Redwood City approves Stanford office building proposals

Over the next 30 years, Stanford plans to demolish eight buildings in the former Mid-Point Technology Park in Redwood City and construct up to 13 new ones for use by administrators whose work does not require frequent interaction with faculty and students on Stanford's main campus.

Kate Chesley A building in the former Mid-Point Technology Park

Stanford plans to eventually demolish the buildings at the former Mid-Point Technology Park.

The Redwood City City Council on Monday approved Stanford's office development project located off Highway 101 and accepted the university's offer of about $15.1 million in public benefits, including educational programs offered by the Graduate School of Business.

As a result of the city council's approval, the university can proceed with plans to develop the former Mid-Point Technology Park site, which is about seven miles from campus.

The project represents Stanford's first significant expansion outside of its main campus.

"Redwood City has been a creative and visionary partner in working with Stanford to establish a long-term plan that will be a win-win for the city and the university," said Steve Elliott, managing director of real estate development.

Over time, the university will demolish eight existing buildings and construct up to 13 new ones on the site, offering 1.5 million square feet for offices, medical clinics and research and development. According to Elliott, the development of the area will be phased and is likely to take as long as 30 years. No date has been set for groundbreaking.

Eventually, the buildings may house administrators whose interactions with faculty and students do not necessarily require an office on the main campus.

Among the $15.1 million in public benefits the university has agreed to provide to Redwood City is an entrepreneurial boot camp, management-training programs for Redwood City employees and entrepreneurship events.
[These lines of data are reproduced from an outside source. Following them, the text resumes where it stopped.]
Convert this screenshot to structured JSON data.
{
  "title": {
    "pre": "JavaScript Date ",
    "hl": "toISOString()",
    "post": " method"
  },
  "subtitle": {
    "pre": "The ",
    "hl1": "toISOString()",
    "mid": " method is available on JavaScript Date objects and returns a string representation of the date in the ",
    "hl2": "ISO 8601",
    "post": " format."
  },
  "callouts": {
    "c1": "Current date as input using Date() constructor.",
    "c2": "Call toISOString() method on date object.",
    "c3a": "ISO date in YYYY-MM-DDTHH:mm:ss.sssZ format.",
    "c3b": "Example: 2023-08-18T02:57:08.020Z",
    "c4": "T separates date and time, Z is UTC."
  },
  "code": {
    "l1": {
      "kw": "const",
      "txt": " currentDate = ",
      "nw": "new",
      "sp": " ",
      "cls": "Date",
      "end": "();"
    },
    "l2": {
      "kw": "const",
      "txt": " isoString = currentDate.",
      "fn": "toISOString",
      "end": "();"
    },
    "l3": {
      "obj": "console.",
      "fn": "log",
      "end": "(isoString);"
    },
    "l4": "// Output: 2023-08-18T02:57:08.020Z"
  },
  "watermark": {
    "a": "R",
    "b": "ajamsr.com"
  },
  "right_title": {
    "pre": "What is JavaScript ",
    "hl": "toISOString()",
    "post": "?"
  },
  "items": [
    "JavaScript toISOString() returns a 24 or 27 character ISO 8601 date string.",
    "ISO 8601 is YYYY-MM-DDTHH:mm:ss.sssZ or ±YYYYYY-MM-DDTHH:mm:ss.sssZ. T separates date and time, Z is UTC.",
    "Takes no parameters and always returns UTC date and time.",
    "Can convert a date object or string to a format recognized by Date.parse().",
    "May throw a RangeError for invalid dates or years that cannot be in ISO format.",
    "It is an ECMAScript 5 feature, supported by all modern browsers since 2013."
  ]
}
All will be offered in conjunction with the Graduate School of Business Executive Education Program.

Stanford is also offering neighborhood street enhancements, support for the Redwood City Educational Foundation and the city's summer concert series and contributions toward flood-reduction measures.

The 35-acre development is part of a larger 48-acre area located just south of the intersection of Woodside Road and Broadway Street. The area already includes recently renovated Stanford Hospital and Clinics buildings. Those buildings house dermatology, imaging, orthopedic surgery and sports medicine, pain management and sleep medicine.

Stanford's property currently houses such businesses as Silver Spring Networks, Ampex, BigBand Networks, Nest GSV and MokaFive, as well as Stanford Libraries Services, HighWire and the University Press. The university plans to continue leasing that space for the foreseeable future.

Stanford purchased the eight buildings in 2005. The purchase was prompted partly by the university's General Use Permit with Santa Clara County, which regulates expansion on the main campus.

According to Lucy Wicks, Stanford associate director of community relations, Redwood City's vibrant downtown, robust public transportation infrastructure and plan for its future made the city appealing as a place to establish a new administrative office location. Eventually, the development is envisioned to include a day care center, fitness center, eateries, a central unifying green and useable open spaces.